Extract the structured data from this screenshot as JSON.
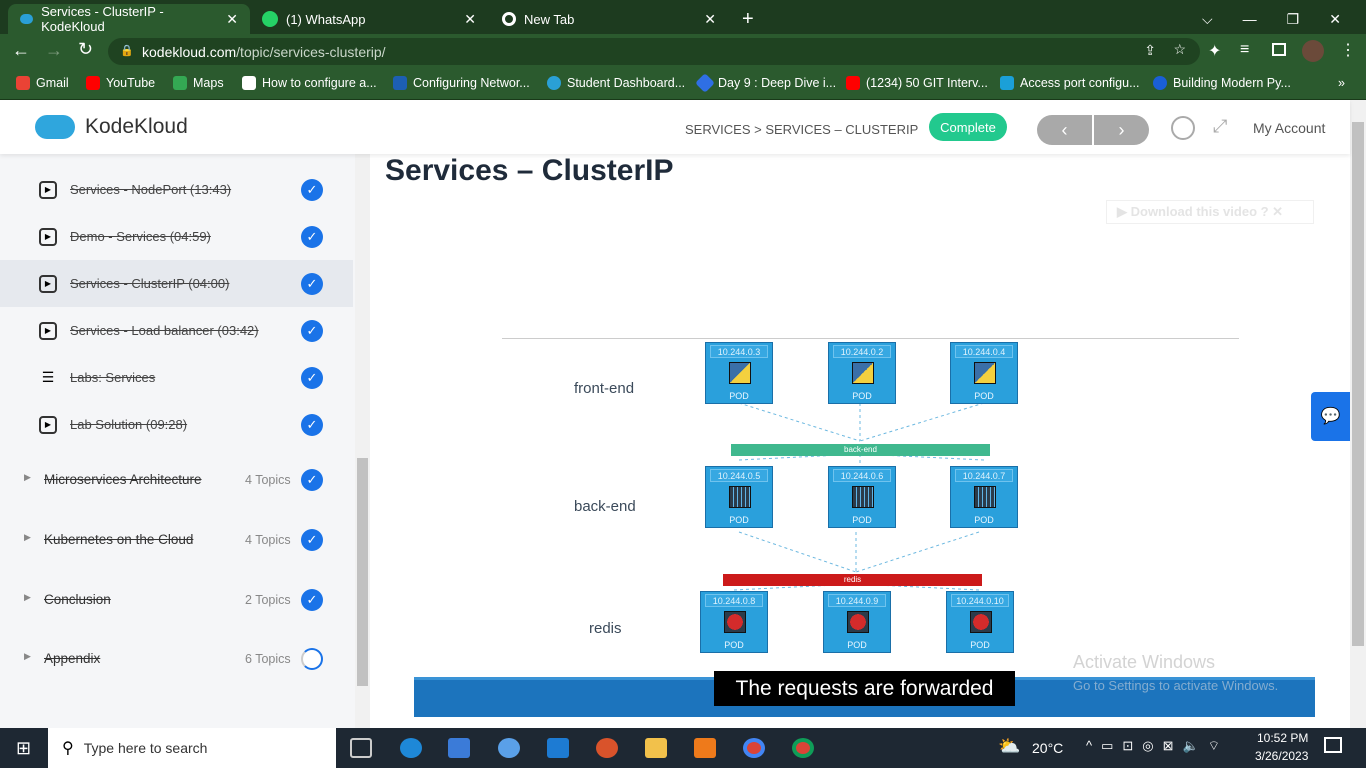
{
  "browser": {
    "tabs": [
      {
        "title": "Services - ClusterIP - KodeKloud",
        "active": true
      },
      {
        "title": "(1) WhatsApp"
      },
      {
        "title": "New Tab"
      }
    ],
    "url_domain": "kodekloud.com",
    "url_path": "/topic/services-clusterip/",
    "bookmarks": [
      "Gmail",
      "YouTube",
      "Maps",
      "How to configure a...",
      "Configuring Networ...",
      "Student Dashboard...",
      "Day 9 : Deep Dive i...",
      "(1234) 50 GIT Interv...",
      "Access port configu...",
      "Building Modern Py..."
    ]
  },
  "header": {
    "logo": "KodeKloud",
    "breadcrumb": "SERVICES > SERVICES – CLUSTERIP",
    "complete": "Complete",
    "prev": "‹",
    "next": "›",
    "account": "My Account"
  },
  "sidebar": {
    "lessons": [
      {
        "label": "Services - NodePort (13:43)",
        "type": "video",
        "done": true
      },
      {
        "label": "Demo - Services (04:59)",
        "type": "video",
        "done": true
      },
      {
        "label": "Services - ClusterIP (04:00)",
        "type": "video",
        "done": true,
        "active": true
      },
      {
        "label": "Services - Load balancer (03:42)",
        "type": "video",
        "done": true
      },
      {
        "label": "Labs: Services",
        "type": "lab",
        "done": true
      },
      {
        "label": "Lab Solution (09:28)",
        "type": "video",
        "done": true
      }
    ],
    "sections": [
      {
        "label": "Microservices Architecture",
        "count": "4 Topics",
        "status": "complete"
      },
      {
        "label": "Kubernetes on the Cloud",
        "count": "4 Topics",
        "status": "complete"
      },
      {
        "label": "Conclusion",
        "count": "2 Topics",
        "status": "complete"
      },
      {
        "label": "Appendix",
        "count": "6 Topics",
        "status": "in-progress"
      }
    ]
  },
  "main": {
    "title": "Services – ClusterIP",
    "download": "Download this video",
    "caption": "The requests are forwarded",
    "watermark": {
      "line1": "Activate Windows",
      "line2": "Go to Settings to activate Windows."
    },
    "diagram": {
      "tiers": [
        {
          "label": "front-end",
          "pods": [
            "10.244.0.3",
            "10.244.0.2",
            "10.244.0.4"
          ],
          "icon": "python"
        },
        {
          "label": "back-end",
          "pods": [
            "10.244.0.5",
            "10.244.0.6",
            "10.244.0.7"
          ],
          "icon": "app"
        },
        {
          "label": "redis",
          "pods": [
            "10.244.0.8",
            "10.244.0.9",
            "10.244.0.10"
          ],
          "icon": "redis"
        }
      ],
      "pod_label": "POD",
      "services": [
        {
          "label": "back-end",
          "color": "#3fb88e"
        },
        {
          "label": "redis",
          "color": "#cc1a1a"
        }
      ]
    }
  },
  "taskbar": {
    "search": "Type here to search",
    "weather": "20°C",
    "time": "10:52 PM",
    "date": "3/26/2023"
  }
}
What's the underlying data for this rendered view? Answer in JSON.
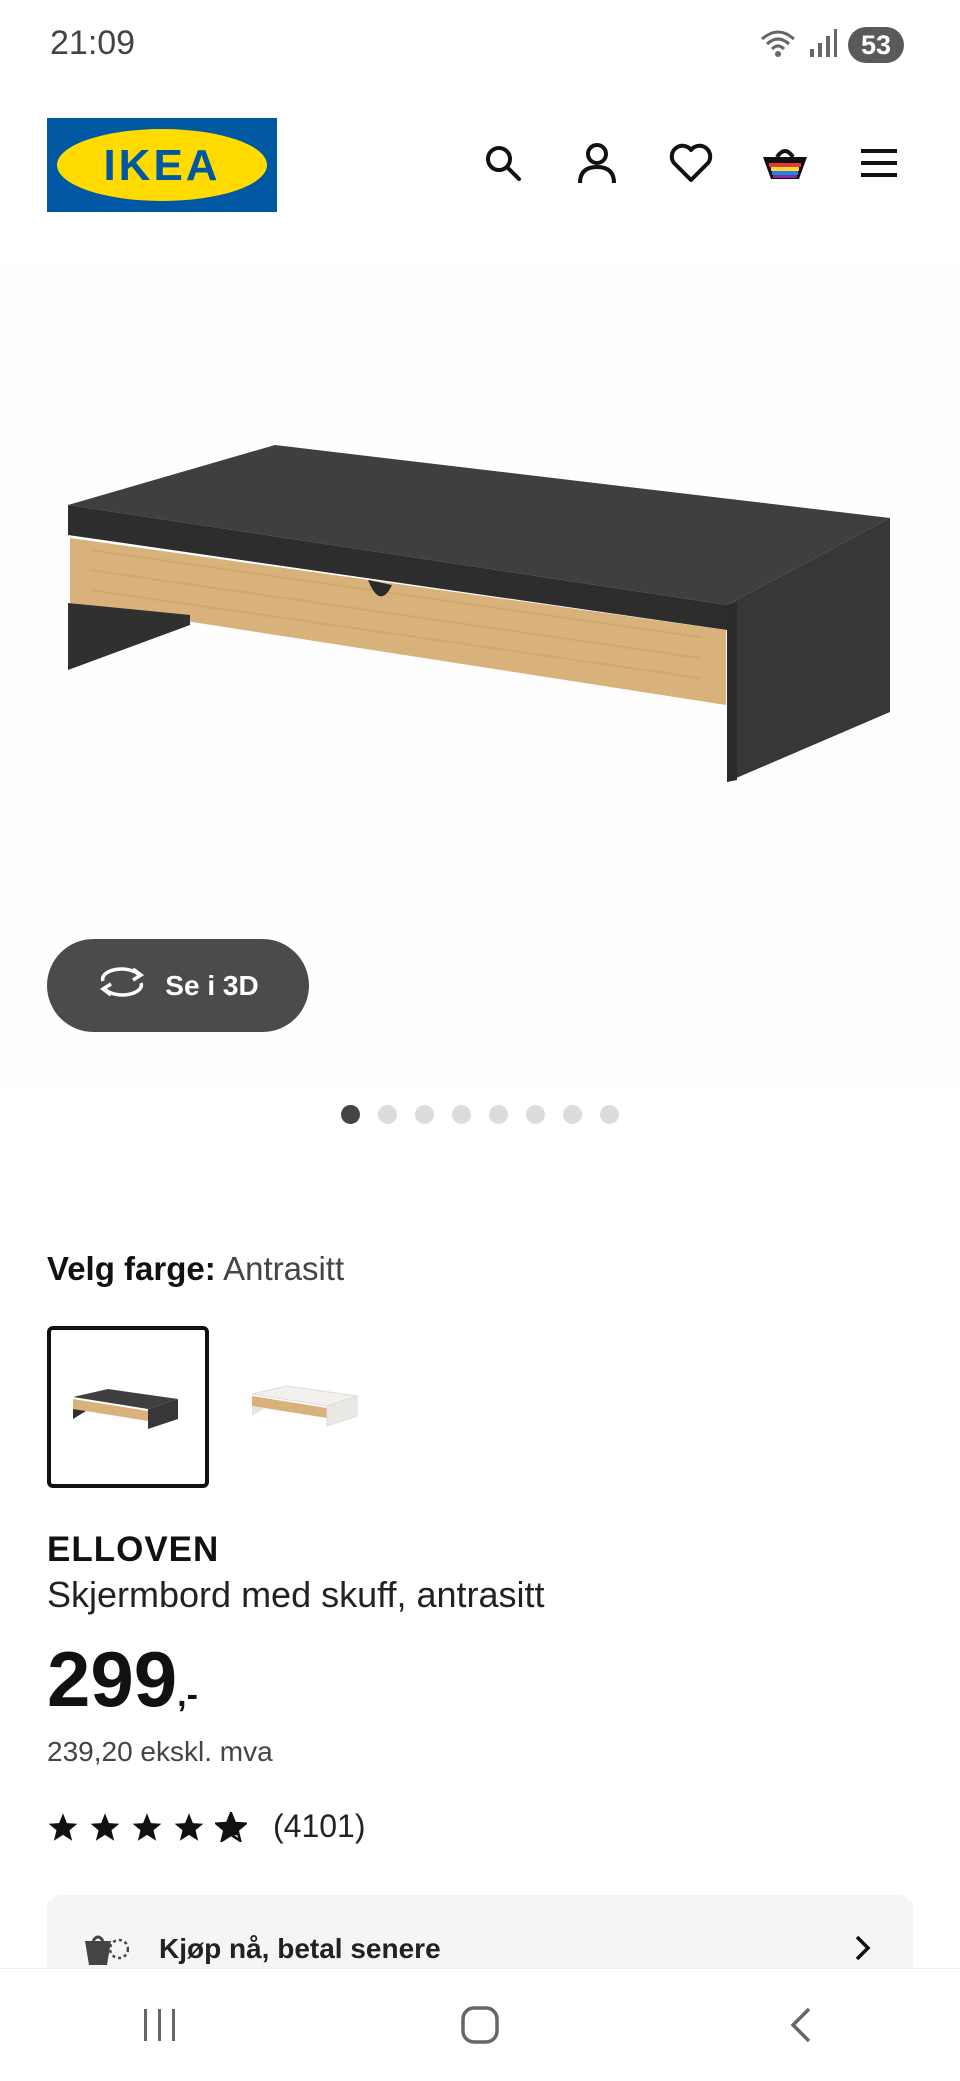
{
  "status_bar": {
    "time": "21:09",
    "battery": "53",
    "wifi_badge": "5"
  },
  "header": {
    "logo_text": "IKEA",
    "icons": [
      "search-icon",
      "user-icon",
      "heart-icon",
      "basket-icon",
      "menu-icon"
    ]
  },
  "gallery": {
    "view_3d_label": "Se i 3D",
    "dot_count": 8,
    "active_dot": 0
  },
  "color_picker": {
    "label": "Velg farge:",
    "selected_value": "Antrasitt",
    "options": [
      "Antrasitt",
      "Hvit"
    ]
  },
  "product": {
    "name": "ELLOVEN",
    "description": "Skjermbord med skuff, antrasitt",
    "price": "299",
    "price_suffix": ",-",
    "price_ex_vat": "239,20 ekskl. mva",
    "rating": 4.7,
    "review_count": "(4101)"
  },
  "payment": {
    "label": "Kjøp nå, betal senere"
  },
  "colors": {
    "ikea_blue": "#0058A3",
    "ikea_yellow": "#FFDB00",
    "dark_button": "#4B4B4B",
    "anthracite": "#3E3F3E",
    "bamboo": "#D8B27A"
  }
}
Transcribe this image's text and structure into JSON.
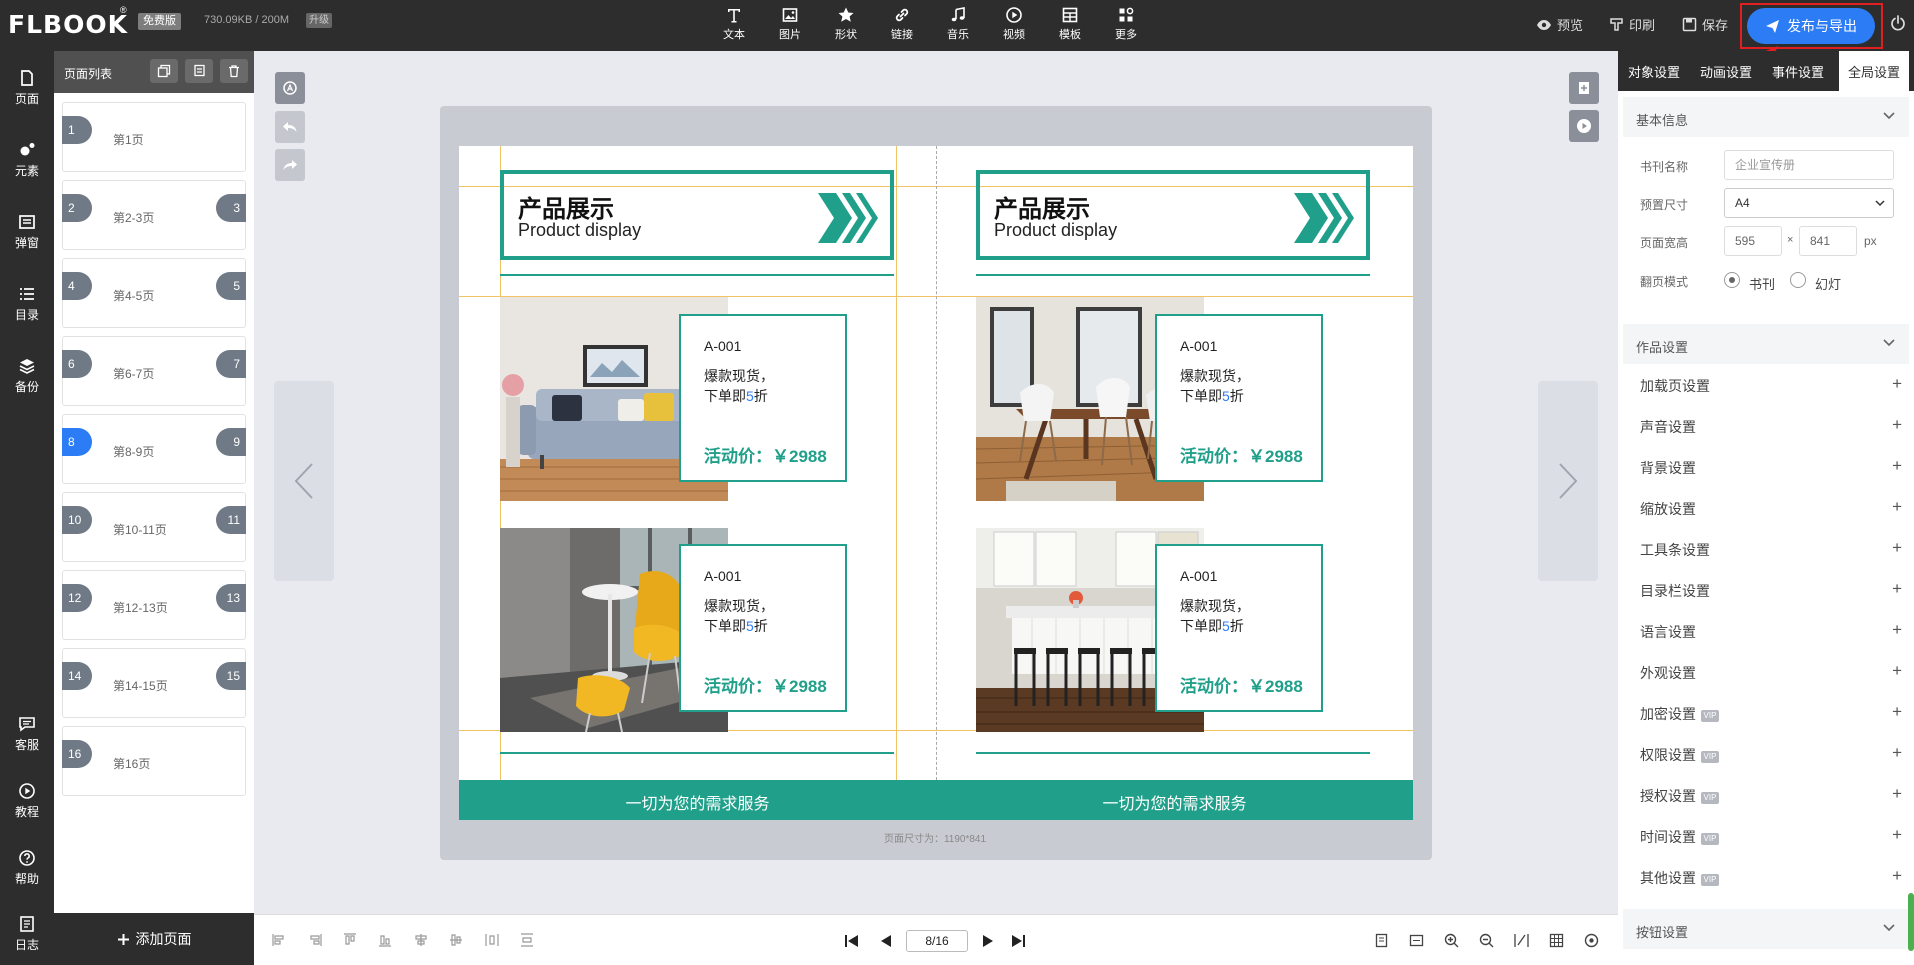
{
  "app": {
    "logo": "FLBOOK",
    "edition": "免费版",
    "storage": "730.09KB / 200M",
    "upgrade": "升级"
  },
  "toolbar": [
    {
      "label": "文本",
      "icon": "text-icon"
    },
    {
      "label": "图片",
      "icon": "image-icon"
    },
    {
      "label": "形状",
      "icon": "star-icon"
    },
    {
      "label": "链接",
      "icon": "link-icon"
    },
    {
      "label": "音乐",
      "icon": "music-icon"
    },
    {
      "label": "视频",
      "icon": "video-icon"
    },
    {
      "label": "模板",
      "icon": "template-icon"
    },
    {
      "label": "更多",
      "icon": "more-icon"
    }
  ],
  "header": {
    "preview": "预览",
    "print": "印刷",
    "save": "保存",
    "publish": "发布与导出"
  },
  "leftnav": [
    {
      "label": "页面",
      "icon": "page-icon"
    },
    {
      "label": "元素",
      "icon": "elements-icon"
    },
    {
      "label": "弹窗",
      "icon": "popup-icon"
    },
    {
      "label": "目录",
      "icon": "list-icon"
    },
    {
      "label": "备份",
      "icon": "layers-icon"
    },
    {
      "label": "客服",
      "icon": "chat-icon"
    },
    {
      "label": "教程",
      "icon": "play-circle-icon"
    },
    {
      "label": "帮助",
      "icon": "help-icon"
    },
    {
      "label": "日志",
      "icon": "log-icon"
    }
  ],
  "pagelist": {
    "title": "页面列表",
    "add_label": "添加页面",
    "items": [
      {
        "left": "1",
        "right": "",
        "label": "第1页",
        "active": false
      },
      {
        "left": "2",
        "right": "3",
        "label": "第2-3页",
        "active": false
      },
      {
        "left": "4",
        "right": "5",
        "label": "第4-5页",
        "active": false
      },
      {
        "left": "6",
        "right": "7",
        "label": "第6-7页",
        "active": false
      },
      {
        "left": "8",
        "right": "9",
        "label": "第8-9页",
        "active": true
      },
      {
        "left": "10",
        "right": "11",
        "label": "第10-11页",
        "active": false
      },
      {
        "left": "12",
        "right": "13",
        "label": "第12-13页",
        "active": false
      },
      {
        "left": "14",
        "right": "15",
        "label": "第14-15页",
        "active": false
      },
      {
        "left": "16",
        "right": "",
        "label": "第16页",
        "active": false
      }
    ]
  },
  "spread": {
    "pages": [
      {
        "title_cn": "产品展示",
        "title_en": "Product display",
        "footer": "一切为您的需求服务",
        "products": [
          {
            "code": "A-001",
            "line1": "爆款现货，",
            "line2_pre": "下单即",
            "line2_num": "5",
            "line2_post": "折",
            "price": "活动价：￥2988",
            "photo": "living-room-sofa-photo"
          },
          {
            "code": "A-001",
            "line1": "爆款现货，",
            "line2_pre": "下单即",
            "line2_num": "5",
            "line2_post": "折",
            "price": "活动价：￥2988",
            "photo": "yellow-chairs-photo"
          }
        ]
      },
      {
        "title_cn": "产品展示",
        "title_en": "Product display",
        "footer": "一切为您的需求服务",
        "products": [
          {
            "code": "A-001",
            "line1": "爆款现货，",
            "line2_pre": "下单即",
            "line2_num": "5",
            "line2_post": "折",
            "price": "活动价：￥2988",
            "photo": "dining-table-photo"
          },
          {
            "code": "A-001",
            "line1": "爆款现货，",
            "line2_pre": "下单即",
            "line2_num": "5",
            "line2_post": "折",
            "price": "活动价：￥2988",
            "photo": "kitchen-island-photo"
          }
        ]
      }
    ],
    "page_size_label": "页面尺寸为：1190*841"
  },
  "pager": {
    "value": "8/16"
  },
  "rightpanel": {
    "tabs": [
      {
        "label": "对象设置",
        "active": false
      },
      {
        "label": "动画设置",
        "active": false
      },
      {
        "label": "事件设置",
        "active": false
      },
      {
        "label": "全局设置",
        "active": true
      }
    ],
    "basic": {
      "title": "基本信息",
      "book_name_label": "书刊名称",
      "book_name_placeholder": "企业宣传册",
      "preset_label": "预置尺寸",
      "preset_value": "A4",
      "wh_label": "页面宽高",
      "width": "595",
      "times": "×",
      "height": "841",
      "unit": "px",
      "flip_label": "翻页模式",
      "flip_opt1": "书刊",
      "flip_opt2": "幻灯"
    },
    "work": {
      "title": "作品设置",
      "items": [
        {
          "label": "加载页设置",
          "vip": false
        },
        {
          "label": "声音设置",
          "vip": false
        },
        {
          "label": "背景设置",
          "vip": false
        },
        {
          "label": "缩放设置",
          "vip": false
        },
        {
          "label": "工具条设置",
          "vip": false
        },
        {
          "label": "目录栏设置",
          "vip": false
        },
        {
          "label": "语言设置",
          "vip": false
        },
        {
          "label": "外观设置",
          "vip": false
        },
        {
          "label": "加密设置",
          "vip": true
        },
        {
          "label": "权限设置",
          "vip": true
        },
        {
          "label": "授权设置",
          "vip": true
        },
        {
          "label": "时间设置",
          "vip": true
        },
        {
          "label": "其他设置",
          "vip": true
        }
      ],
      "vip_label": "VIP"
    },
    "button_settings": {
      "title": "按钮设置"
    }
  },
  "colors": {
    "accent": "#20a08a",
    "primary": "#2b7cf5",
    "dark": "#2d2d2d",
    "guide": "#f2c267"
  }
}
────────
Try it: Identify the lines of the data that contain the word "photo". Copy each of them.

Your solution:
            "photo": "living-room-sofa-photo"
            "photo": "yellow-chairs-photo"
            "photo": "dining-table-photo"
            "photo": "kitchen-island-photo"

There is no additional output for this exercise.